Areas of change to reduce corruption in the justice system include, among others, the draft Anti-Corruption Strategy for 2020-2024, developed by the National Agency for the Prevention of Corruption (see more details in the weekly analysis of June 22-30 September 8-14 2020). The draft strategy is currently being considered by Parliament. The High Council of Justice does not support it.

Petition on the liquidation of the District Administrative Court of Kyiv received more than 25,000 votes. It must be considered by the President


On October 26, the electronic petition on the liquidation of the District Administrative Court of Kyiv (hereinafter – DACK) reached the statutory minimum of 25,000 votes, so it must be considered by the President of Ukraine.

According to the authors of the petition, the DACK has completely lost the authority and respect of citizens due to a series of corruption scandals involving judges of this court. This is evidenced, in particular, by the materials of investigative actions published by the National Anti-Corruption Bureau of Ukraine, which contain data on deep-rooted corruption in court and the practice of making unjust decisions.

In this regard, the authors of the petition call on the President of Ukraine to immediately submit a draft law on the liquidation of the DACK, as according to Article 125 of the Constitution of Ukraine the President of Ukraine has the exclusive right to submit draft laws on the establishment, reorganization or liquidation of courts.

CPLR assessment

Indeed, the DACK has gained a negative reputation, and the facts associated with it significantly damage the authority of the judiciary in general, as they indicate deep-rooted corruption, including political corruption.

However, the loss of authority, by law, is not a legal basis for the liquidation of the court. According to Article 19 of the Law of Ukraine “On the Judiciary and the Status of Judges”, the exclusive grounds for establishing or liquidating a court are changes in the judicial system defined by this Law, the need to ensure access to justice, optimization of state budget expenditures or changes in administrative and territorial organization.

In fact, there are grounds for making legislative decisions on this court. According to official statistics, this court is overloaded with cases: last year it had 47,055 cases, and one year before – 42,701 cases. In fact, every fifth administrative case is heard in this court, while in Ukraine there are 24 more district administrative courts. The balance of unresolved cases is growing, as well as cases that have not been considered for more than one year (as of the end of 2019, more than 24 thousand cases were not considered, more than 6 thousand cases remain unresolved for more than a year). In other district administrative courts, such balances are tens, hundreds, and even thousands of times smaller. Therefore, this court does not ensure access to justice. Therefore, even conducting an assessment and recruiting other judges will not solve this problem.

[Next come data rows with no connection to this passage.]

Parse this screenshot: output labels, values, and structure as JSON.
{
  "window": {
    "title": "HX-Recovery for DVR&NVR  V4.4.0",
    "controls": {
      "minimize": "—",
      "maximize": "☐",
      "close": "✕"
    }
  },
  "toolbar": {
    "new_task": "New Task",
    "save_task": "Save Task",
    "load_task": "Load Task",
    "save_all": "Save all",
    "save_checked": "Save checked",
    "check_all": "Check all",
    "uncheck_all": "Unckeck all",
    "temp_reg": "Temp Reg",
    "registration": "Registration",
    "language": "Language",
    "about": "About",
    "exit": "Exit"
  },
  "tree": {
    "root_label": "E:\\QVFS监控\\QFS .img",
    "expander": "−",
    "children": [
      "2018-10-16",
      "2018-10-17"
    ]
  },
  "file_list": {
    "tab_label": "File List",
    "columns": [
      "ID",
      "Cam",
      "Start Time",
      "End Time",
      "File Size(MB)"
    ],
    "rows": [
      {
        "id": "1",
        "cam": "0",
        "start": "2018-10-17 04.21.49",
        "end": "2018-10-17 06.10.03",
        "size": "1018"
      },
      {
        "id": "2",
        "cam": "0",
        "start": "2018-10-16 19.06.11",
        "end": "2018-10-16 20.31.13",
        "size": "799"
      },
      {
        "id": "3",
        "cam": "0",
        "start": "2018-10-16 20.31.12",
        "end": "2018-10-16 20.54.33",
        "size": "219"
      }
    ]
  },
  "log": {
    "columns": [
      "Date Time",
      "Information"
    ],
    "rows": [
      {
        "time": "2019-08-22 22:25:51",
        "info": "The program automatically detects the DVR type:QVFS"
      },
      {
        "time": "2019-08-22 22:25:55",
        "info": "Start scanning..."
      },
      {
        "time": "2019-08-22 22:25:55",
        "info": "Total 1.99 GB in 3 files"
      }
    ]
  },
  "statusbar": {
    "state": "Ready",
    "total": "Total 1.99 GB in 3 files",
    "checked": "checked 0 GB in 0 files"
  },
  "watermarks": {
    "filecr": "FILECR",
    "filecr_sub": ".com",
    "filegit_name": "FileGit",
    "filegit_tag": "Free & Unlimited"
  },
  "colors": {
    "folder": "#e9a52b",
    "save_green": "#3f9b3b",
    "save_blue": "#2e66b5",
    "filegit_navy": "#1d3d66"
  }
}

Roman Kuybida, a CPLR expert, shared a possible solution to the problem: “It is expedient to create a High Administrative Court based on the model of the High Anti-Corruption Court, which would take over part of the DACK’s competence over higher authorities. After that, it will be quite reasonable to liquidate the DACK with the Kyiv District Administrative Court, which extends its jurisdiction to the Kyiv region, and create a single district administrative court instead, re-forming it on a competitive basis”.

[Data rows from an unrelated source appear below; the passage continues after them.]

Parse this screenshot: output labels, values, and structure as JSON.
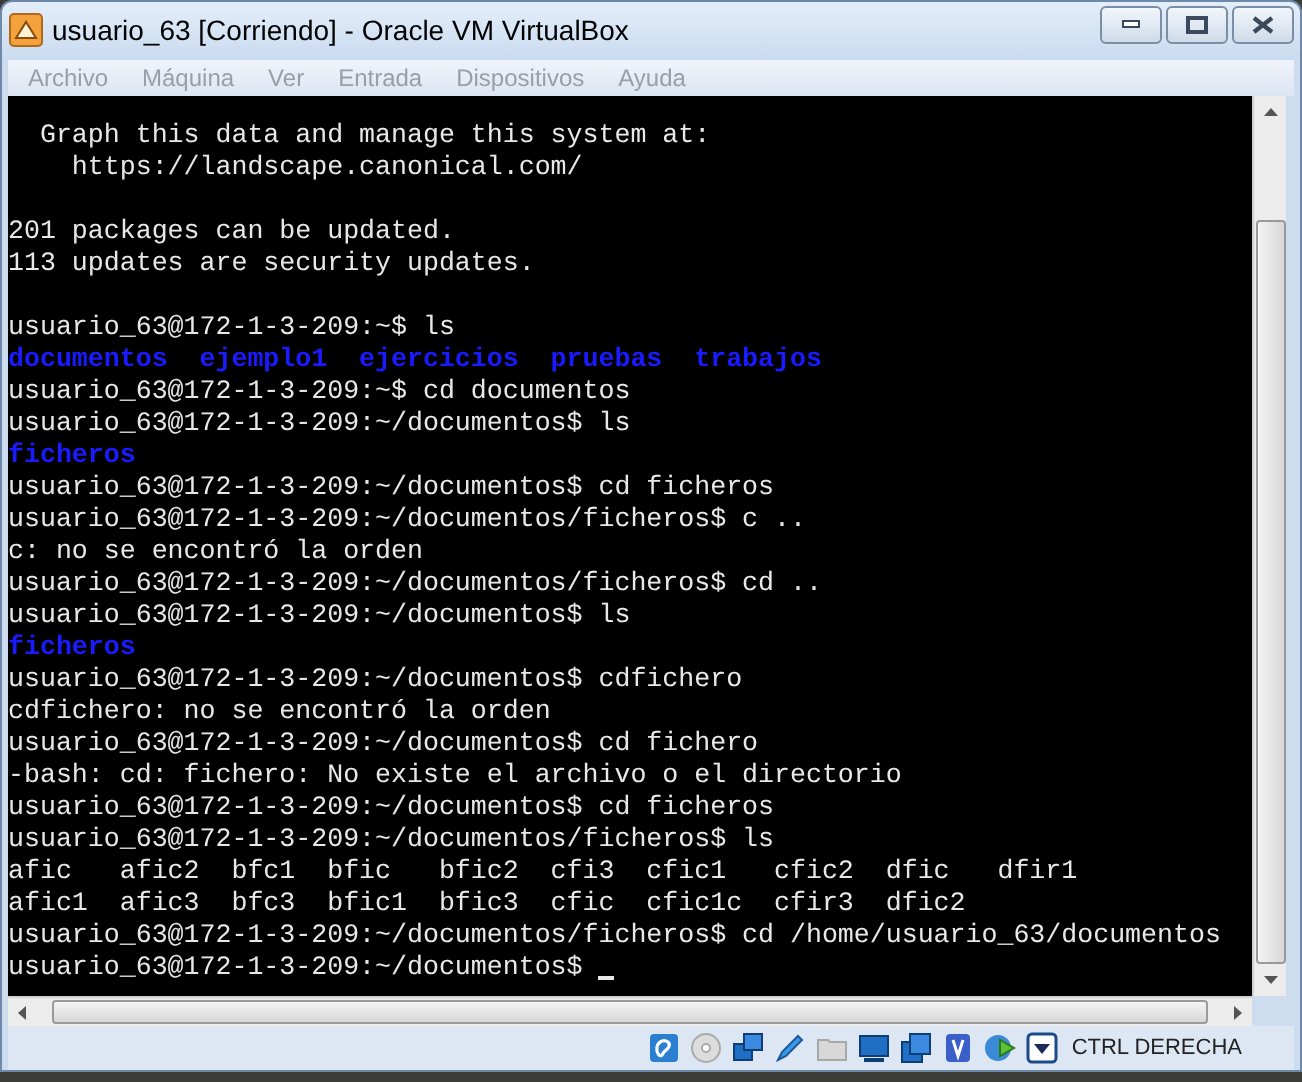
{
  "window": {
    "title": "usuario_63 [Corriendo] - Oracle VM VirtualBox"
  },
  "menu": [
    {
      "label": "Archivo",
      "disabled": true
    },
    {
      "label": "Máquina",
      "disabled": true
    },
    {
      "label": "Ver",
      "disabled": true
    },
    {
      "label": "Entrada",
      "disabled": true
    },
    {
      "label": "Dispositivos",
      "disabled": true
    },
    {
      "label": "Ayuda",
      "disabled": true
    }
  ],
  "terminal": {
    "cursor_visible": true,
    "lines": [
      {
        "kind": "text",
        "text": "  Graph this data and manage this system at:"
      },
      {
        "kind": "text",
        "text": "    https://landscape.canonical.com/"
      },
      {
        "kind": "blank"
      },
      {
        "kind": "text",
        "text": "201 packages can be updated."
      },
      {
        "kind": "text",
        "text": "113 updates are security updates."
      },
      {
        "kind": "blank"
      },
      {
        "kind": "text",
        "text": "usuario_63@172-1-3-209:~$ ls"
      },
      {
        "kind": "dir",
        "text": "documentos  ejemplo1  ejercicios  pruebas  trabajos"
      },
      {
        "kind": "text",
        "text": "usuario_63@172-1-3-209:~$ cd documentos"
      },
      {
        "kind": "text",
        "text": "usuario_63@172-1-3-209:~/documentos$ ls"
      },
      {
        "kind": "dir",
        "text": "ficheros"
      },
      {
        "kind": "text",
        "text": "usuario_63@172-1-3-209:~/documentos$ cd ficheros"
      },
      {
        "kind": "text",
        "text": "usuario_63@172-1-3-209:~/documentos/ficheros$ c .."
      },
      {
        "kind": "text",
        "text": "c: no se encontró la orden"
      },
      {
        "kind": "text",
        "text": "usuario_63@172-1-3-209:~/documentos/ficheros$ cd .."
      },
      {
        "kind": "text",
        "text": "usuario_63@172-1-3-209:~/documentos$ ls"
      },
      {
        "kind": "dir",
        "text": "ficheros"
      },
      {
        "kind": "text",
        "text": "usuario_63@172-1-3-209:~/documentos$ cdfichero"
      },
      {
        "kind": "text",
        "text": "cdfichero: no se encontró la orden"
      },
      {
        "kind": "text",
        "text": "usuario_63@172-1-3-209:~/documentos$ cd fichero"
      },
      {
        "kind": "text",
        "text": "-bash: cd: fichero: No existe el archivo o el directorio"
      },
      {
        "kind": "text",
        "text": "usuario_63@172-1-3-209:~/documentos$ cd ficheros"
      },
      {
        "kind": "text",
        "text": "usuario_63@172-1-3-209:~/documentos/ficheros$ ls"
      },
      {
        "kind": "text",
        "text": "afic   afic2  bfc1  bfic   bfic2  cfi3  cfic1   cfic2  dfic   dfir1"
      },
      {
        "kind": "text",
        "text": "afic1  afic3  bfc3  bfic1  bfic3  cfic  cfic1c  cfir3  dfic2"
      },
      {
        "kind": "text",
        "text": "usuario_63@172-1-3-209:~/documentos/ficheros$ cd /home/usuario_63/documentos"
      },
      {
        "kind": "text",
        "text": "usuario_63@172-1-3-209:~/documentos$"
      }
    ]
  },
  "status_bar": {
    "host_key": "CTRL DERECHA"
  }
}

It should be reminded that according to the Constitution, only the President can initiate a draft law to change the network of courts.